What lines of the data below hold the string "from"? Copy each one.

MATERIAL PROVIDED –
====

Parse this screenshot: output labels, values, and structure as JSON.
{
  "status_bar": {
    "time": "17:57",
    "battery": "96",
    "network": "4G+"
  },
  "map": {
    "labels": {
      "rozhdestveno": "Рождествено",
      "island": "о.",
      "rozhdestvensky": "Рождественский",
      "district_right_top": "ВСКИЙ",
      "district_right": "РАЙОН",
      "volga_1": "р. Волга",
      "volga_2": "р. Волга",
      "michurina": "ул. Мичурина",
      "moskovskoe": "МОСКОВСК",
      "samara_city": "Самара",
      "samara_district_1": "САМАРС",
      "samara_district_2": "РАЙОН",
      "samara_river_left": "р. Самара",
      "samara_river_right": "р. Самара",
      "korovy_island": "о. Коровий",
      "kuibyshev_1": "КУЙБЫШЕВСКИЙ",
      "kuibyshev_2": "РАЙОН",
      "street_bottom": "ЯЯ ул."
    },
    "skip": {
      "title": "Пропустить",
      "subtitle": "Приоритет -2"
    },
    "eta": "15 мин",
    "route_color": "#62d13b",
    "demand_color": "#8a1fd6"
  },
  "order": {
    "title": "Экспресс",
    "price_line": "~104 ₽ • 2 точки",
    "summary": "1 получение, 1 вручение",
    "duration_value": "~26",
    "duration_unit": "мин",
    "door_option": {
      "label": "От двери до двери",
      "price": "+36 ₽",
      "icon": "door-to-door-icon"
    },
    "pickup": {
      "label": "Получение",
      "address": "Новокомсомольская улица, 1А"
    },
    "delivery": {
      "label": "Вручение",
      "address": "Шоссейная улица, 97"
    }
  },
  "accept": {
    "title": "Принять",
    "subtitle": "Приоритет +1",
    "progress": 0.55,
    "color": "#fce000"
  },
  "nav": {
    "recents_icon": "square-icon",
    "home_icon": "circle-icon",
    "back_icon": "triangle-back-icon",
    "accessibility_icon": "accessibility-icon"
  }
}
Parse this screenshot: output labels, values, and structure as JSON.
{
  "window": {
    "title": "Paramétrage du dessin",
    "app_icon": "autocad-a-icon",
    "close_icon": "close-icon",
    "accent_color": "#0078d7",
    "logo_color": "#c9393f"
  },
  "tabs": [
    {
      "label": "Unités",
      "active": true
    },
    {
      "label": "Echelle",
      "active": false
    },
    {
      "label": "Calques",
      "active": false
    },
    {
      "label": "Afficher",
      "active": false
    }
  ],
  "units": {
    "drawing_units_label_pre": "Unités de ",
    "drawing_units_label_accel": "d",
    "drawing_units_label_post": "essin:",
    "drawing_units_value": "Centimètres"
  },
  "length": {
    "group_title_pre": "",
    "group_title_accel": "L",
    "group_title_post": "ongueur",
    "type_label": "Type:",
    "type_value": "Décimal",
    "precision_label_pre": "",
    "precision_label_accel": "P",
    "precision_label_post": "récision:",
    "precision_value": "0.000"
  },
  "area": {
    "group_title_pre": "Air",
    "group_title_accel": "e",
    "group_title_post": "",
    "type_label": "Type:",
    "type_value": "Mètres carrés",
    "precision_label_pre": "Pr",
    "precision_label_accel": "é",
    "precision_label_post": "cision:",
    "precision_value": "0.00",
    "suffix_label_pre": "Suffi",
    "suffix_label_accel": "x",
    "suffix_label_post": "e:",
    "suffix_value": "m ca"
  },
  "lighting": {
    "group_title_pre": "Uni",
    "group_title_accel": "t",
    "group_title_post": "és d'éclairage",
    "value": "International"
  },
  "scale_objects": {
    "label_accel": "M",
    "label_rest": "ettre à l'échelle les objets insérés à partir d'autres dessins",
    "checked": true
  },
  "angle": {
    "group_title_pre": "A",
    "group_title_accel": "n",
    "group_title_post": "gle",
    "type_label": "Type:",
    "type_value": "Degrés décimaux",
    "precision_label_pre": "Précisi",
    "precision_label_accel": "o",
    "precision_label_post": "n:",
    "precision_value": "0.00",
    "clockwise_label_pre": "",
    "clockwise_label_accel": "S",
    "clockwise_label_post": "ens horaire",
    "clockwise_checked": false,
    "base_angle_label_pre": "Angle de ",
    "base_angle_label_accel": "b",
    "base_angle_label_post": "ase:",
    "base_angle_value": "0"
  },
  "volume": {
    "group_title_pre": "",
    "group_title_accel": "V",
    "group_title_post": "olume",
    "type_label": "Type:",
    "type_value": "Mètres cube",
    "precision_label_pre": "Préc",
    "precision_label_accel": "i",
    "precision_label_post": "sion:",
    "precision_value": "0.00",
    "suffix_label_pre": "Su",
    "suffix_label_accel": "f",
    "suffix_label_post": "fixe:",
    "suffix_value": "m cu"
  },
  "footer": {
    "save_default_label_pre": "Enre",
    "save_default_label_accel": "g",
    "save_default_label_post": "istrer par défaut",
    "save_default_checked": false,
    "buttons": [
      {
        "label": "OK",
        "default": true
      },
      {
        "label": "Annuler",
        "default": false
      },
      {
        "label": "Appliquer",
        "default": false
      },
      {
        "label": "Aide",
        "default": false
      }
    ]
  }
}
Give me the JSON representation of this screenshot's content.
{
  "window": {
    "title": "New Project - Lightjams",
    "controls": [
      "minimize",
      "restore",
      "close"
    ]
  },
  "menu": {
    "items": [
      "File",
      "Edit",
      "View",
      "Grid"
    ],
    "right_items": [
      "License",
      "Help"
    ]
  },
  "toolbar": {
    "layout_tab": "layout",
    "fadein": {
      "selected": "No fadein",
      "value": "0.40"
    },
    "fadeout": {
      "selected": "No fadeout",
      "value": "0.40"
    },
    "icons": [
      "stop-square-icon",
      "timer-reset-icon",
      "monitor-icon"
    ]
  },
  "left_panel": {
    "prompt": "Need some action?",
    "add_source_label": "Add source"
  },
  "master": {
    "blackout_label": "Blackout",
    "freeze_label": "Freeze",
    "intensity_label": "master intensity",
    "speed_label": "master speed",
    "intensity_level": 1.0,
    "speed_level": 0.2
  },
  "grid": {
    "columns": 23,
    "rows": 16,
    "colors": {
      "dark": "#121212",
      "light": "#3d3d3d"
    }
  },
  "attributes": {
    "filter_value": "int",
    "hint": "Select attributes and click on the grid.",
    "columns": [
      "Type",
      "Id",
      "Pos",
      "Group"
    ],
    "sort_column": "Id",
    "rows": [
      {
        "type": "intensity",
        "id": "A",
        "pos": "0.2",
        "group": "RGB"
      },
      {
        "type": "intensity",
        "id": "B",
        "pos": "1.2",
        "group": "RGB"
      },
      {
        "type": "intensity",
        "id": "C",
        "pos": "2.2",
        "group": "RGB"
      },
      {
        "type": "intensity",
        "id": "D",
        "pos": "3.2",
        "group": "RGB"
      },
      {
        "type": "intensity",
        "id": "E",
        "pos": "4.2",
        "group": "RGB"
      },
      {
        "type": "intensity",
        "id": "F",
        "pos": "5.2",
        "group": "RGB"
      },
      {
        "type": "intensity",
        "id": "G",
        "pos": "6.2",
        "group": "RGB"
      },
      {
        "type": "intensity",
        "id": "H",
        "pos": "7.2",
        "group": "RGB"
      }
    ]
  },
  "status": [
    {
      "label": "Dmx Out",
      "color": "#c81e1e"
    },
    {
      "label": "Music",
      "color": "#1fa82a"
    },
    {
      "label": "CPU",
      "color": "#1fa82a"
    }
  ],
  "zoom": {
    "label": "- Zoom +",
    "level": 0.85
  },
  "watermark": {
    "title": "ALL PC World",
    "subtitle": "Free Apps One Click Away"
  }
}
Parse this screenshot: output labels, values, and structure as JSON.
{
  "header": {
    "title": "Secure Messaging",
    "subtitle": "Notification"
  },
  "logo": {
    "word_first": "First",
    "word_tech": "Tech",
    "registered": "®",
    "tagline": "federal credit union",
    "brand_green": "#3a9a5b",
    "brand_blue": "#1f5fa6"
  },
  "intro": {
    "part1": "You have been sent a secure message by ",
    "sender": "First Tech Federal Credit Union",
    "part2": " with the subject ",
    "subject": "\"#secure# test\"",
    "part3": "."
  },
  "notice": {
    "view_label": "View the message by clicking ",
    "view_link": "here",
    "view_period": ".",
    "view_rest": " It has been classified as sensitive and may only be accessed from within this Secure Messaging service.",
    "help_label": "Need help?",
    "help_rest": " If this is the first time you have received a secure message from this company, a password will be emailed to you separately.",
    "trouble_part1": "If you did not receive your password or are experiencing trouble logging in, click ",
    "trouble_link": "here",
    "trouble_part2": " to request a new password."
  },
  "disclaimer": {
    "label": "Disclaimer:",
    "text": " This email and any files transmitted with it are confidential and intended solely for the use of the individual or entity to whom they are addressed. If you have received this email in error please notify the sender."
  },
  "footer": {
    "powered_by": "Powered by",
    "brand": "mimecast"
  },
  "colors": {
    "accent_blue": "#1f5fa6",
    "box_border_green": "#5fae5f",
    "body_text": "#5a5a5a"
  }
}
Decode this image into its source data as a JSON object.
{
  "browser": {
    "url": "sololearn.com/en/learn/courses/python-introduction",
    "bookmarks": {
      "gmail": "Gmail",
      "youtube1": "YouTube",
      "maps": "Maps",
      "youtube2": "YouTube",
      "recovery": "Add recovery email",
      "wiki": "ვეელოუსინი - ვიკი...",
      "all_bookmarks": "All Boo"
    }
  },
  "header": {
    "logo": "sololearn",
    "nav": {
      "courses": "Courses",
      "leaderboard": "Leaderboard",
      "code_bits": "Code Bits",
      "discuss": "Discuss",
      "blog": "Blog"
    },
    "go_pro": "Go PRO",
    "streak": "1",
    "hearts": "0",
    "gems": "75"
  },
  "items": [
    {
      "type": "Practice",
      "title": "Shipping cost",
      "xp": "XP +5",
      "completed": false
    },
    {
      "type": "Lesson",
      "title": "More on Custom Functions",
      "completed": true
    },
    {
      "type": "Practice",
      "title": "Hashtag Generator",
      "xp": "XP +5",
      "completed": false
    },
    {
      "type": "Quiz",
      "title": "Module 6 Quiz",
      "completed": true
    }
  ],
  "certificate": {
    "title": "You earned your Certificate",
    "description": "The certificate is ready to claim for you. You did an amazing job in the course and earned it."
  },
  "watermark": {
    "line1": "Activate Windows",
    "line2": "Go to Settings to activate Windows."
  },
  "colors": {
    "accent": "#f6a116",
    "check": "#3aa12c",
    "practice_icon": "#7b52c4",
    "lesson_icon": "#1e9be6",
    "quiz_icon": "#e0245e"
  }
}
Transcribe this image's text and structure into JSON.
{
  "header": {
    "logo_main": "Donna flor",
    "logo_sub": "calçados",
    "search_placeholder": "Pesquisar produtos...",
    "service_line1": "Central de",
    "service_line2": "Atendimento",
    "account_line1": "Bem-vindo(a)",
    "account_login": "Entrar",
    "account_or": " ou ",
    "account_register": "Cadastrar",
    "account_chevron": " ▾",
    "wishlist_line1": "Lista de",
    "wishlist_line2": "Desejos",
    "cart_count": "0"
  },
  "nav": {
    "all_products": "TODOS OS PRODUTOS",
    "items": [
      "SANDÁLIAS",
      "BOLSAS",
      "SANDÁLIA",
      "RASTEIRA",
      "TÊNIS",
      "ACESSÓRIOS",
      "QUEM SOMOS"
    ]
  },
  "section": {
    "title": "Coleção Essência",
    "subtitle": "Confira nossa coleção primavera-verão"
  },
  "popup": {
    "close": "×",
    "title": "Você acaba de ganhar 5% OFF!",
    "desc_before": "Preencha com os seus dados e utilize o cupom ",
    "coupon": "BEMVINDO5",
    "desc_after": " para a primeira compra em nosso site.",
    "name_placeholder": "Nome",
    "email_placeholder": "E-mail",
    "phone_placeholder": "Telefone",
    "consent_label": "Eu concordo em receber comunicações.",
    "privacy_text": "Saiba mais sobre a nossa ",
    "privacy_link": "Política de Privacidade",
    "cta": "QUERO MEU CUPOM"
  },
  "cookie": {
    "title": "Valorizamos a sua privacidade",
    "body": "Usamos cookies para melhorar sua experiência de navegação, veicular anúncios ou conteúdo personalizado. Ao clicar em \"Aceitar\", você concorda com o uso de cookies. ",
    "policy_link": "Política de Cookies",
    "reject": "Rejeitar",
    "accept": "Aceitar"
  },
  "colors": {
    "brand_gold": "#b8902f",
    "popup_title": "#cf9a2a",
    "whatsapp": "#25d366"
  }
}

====

TASK ANSWER –
    "view_rest": " It has been classified as sensitive and may only be accessed from within this Secure Messaging service.",
    "help_rest": " If this is the first time you have received a secure message from this company, a password will be emailed to you separately.",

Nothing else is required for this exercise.